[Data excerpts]
^^^^^^^^^^^^^^^^

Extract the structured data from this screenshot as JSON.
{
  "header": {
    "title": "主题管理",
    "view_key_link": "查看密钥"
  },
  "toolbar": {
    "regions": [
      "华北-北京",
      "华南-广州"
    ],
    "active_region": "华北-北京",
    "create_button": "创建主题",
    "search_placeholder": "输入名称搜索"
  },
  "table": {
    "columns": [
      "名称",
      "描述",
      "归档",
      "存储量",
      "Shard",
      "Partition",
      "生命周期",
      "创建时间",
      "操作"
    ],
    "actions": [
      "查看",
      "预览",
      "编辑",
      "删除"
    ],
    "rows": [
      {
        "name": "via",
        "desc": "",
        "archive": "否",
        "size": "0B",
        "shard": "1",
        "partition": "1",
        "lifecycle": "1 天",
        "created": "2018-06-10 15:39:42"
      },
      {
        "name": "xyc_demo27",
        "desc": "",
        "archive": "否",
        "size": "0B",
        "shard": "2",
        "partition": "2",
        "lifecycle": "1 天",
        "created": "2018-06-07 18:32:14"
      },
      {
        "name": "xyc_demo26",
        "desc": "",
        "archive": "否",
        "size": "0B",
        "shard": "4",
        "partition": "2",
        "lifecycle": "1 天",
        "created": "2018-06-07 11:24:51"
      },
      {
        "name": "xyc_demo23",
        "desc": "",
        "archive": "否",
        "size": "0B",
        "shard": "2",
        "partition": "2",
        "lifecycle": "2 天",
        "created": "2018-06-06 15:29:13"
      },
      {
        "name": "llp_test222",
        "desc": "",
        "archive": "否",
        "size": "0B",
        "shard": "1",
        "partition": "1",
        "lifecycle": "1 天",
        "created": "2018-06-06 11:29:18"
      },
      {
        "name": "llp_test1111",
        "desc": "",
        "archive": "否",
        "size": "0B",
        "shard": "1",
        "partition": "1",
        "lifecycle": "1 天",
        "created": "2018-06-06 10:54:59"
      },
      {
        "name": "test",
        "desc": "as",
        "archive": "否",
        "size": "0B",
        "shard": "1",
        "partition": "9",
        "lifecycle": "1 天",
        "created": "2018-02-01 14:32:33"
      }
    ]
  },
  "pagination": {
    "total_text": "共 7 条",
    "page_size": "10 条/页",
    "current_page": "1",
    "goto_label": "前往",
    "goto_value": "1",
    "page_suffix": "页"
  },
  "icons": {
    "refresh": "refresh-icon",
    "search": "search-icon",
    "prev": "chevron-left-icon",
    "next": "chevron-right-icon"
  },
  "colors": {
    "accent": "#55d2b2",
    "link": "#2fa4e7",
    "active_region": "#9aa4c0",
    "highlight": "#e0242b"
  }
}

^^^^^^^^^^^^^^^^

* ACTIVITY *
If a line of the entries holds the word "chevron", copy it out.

* FINISHED TASK *
    "prev": "chevron-left-icon",
    "next": "chevron-right-icon"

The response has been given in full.